9. After the loop completes, I update the records in one save using the collection. Record updates aren’t necessarily instant. In fact they don’t commit until the flow ends or you pause the flow or you hit a screen element. Thus, I displayed a screen telling the user how many records have been changed to the current payroll.
So now I have the potential records selected and the payroll date set. On to the next part of my job which is reviewing for any typos or duplicates.
10. I used to get a record element to find all the records associated with the payroll date into a new collection
11. I used a Data Table flow screen component to display the collection in a nice neat table that is sortable and filterable! All I needed to do was pass Data Table the collection and list of fields to show. One of them has a comment field, so I told it to display that wider. Note that this field also has a normal wrap text option of lightning on each column.
12. I saved the output collection from the Data Table to a new collection with a single assignment so I could loop through it. Again, they shouldn’t be necessary and could be avoided if I manually set the flow outputs from the above data table.

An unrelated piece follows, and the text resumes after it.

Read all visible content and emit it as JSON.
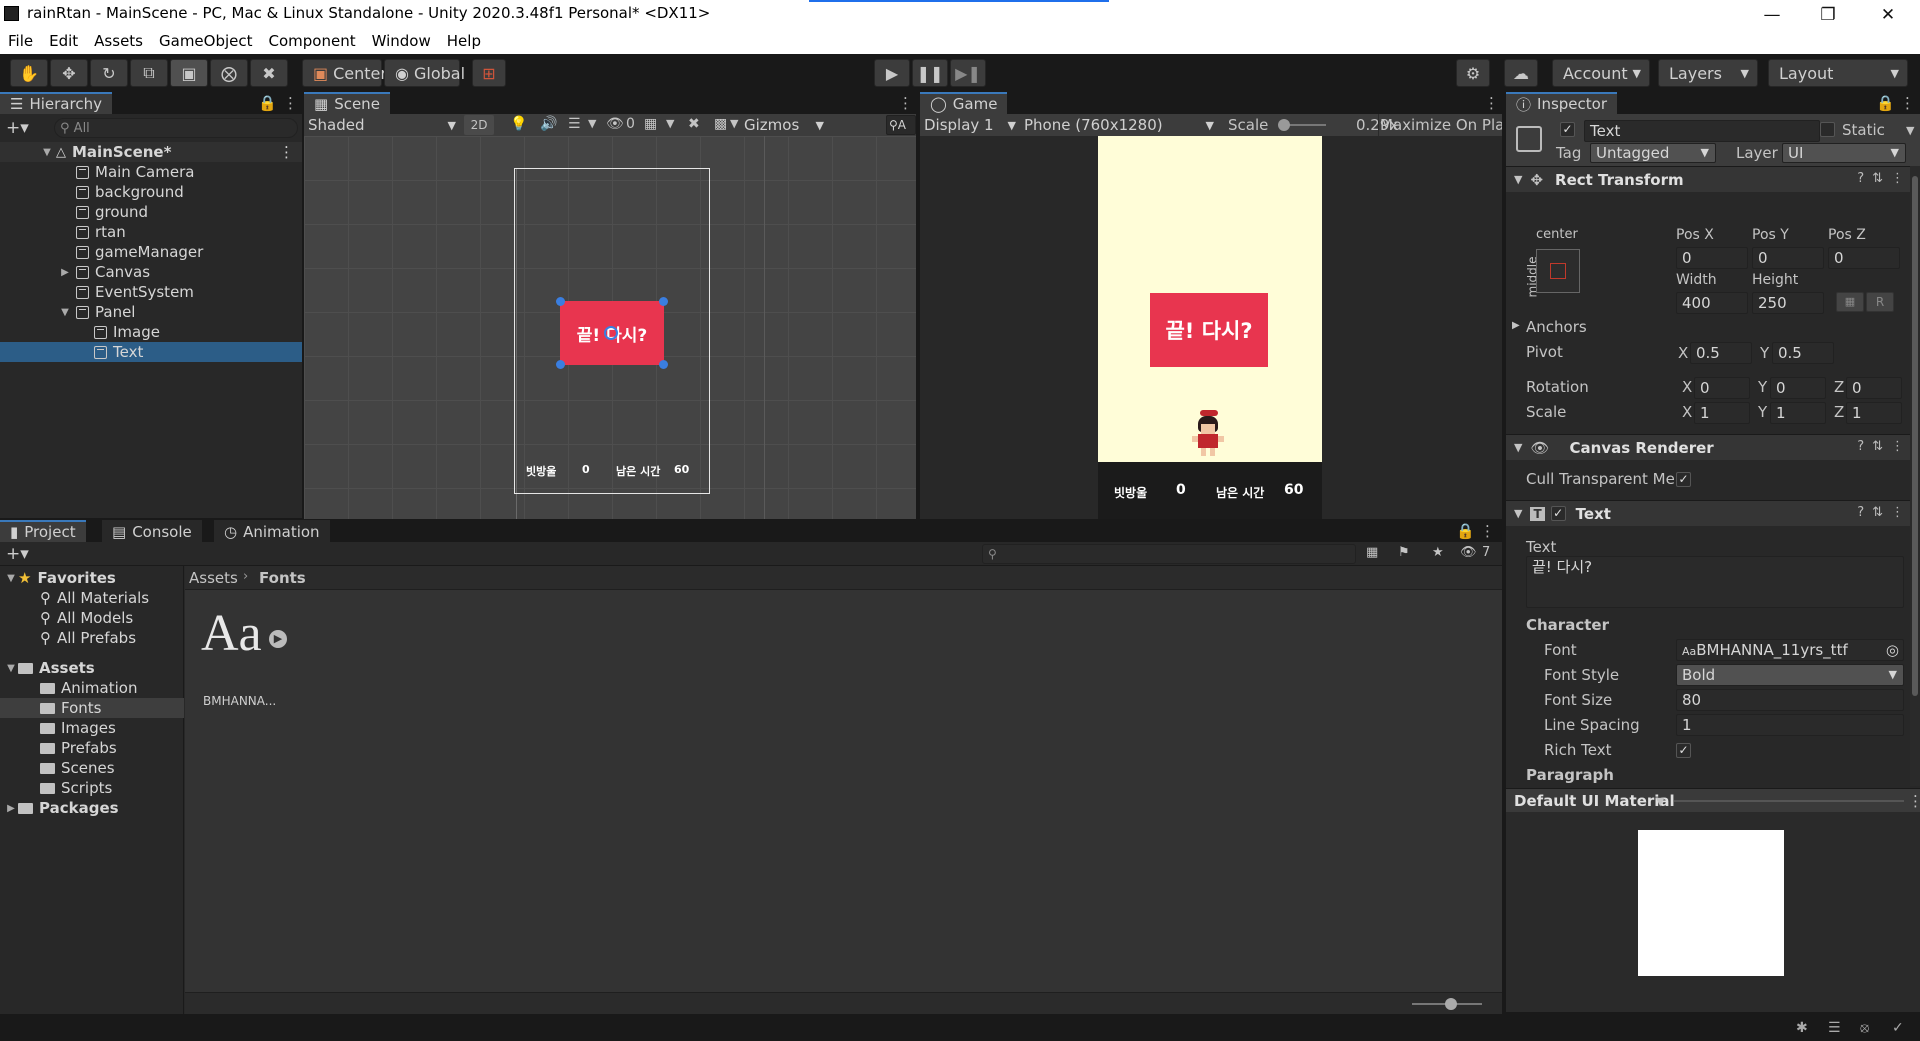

13. I looped through the selected records in order to display and edit them. Data Table also offers inline editing so I could have done some editing in the selection step, but I decided to give the user the experience of selecting the records and then editing each one. This will also be a better experience on mobile with limited screen space.
14. For each record that was selected, I use the Record Detail component to show an editable layout of selected fields. There is a cancel concept button which I re-labeled as no change needed. I had to tell the display record to advance each time the supplied “save” or “no change needed” button was selected. I got a very nice lightning record layout that allowed me to change look up values, numbers, text, long text, and picklist values. And it saves immediately.
Summary and Outlook
That’s the task that I do every two weeks. And now I have a simple helper friend to guide me. It’s a long linear list of elements, but at no time did I get into specific field layouts and data variables. I just relied on base and components to do their job.
In the old days, my user interface flows took page after page after page and involved very detailed screens that took a lot of time. No longer. (I am slowly going back and replacing pages of flow with much smaller routines, but it all still works so… hey?!? I’m mostly focusing on that when something needs a better UX.) I have full control and very quickly I’m able to render very useful flows for my users. Yay Flow and the amazing Flow Community!
This is development but in a declarative environment. Make no mistake about it. Very powerful stuff. So powerful I have to call this style of Flow something other than flow: Meta Flow. And Salesforce just keeps on cranking out stuff. Dreamforce 2020 shows prototypes of things that let us organize automations, screen flows, and code into stages, separate them by decision pathways, and even invoke AI at the right places. So much more than Process Builder or Workflow Rules. More is on the way. If you don’t know flow, you will be left behind I fear. Get started now! #AlwaysBeLearning!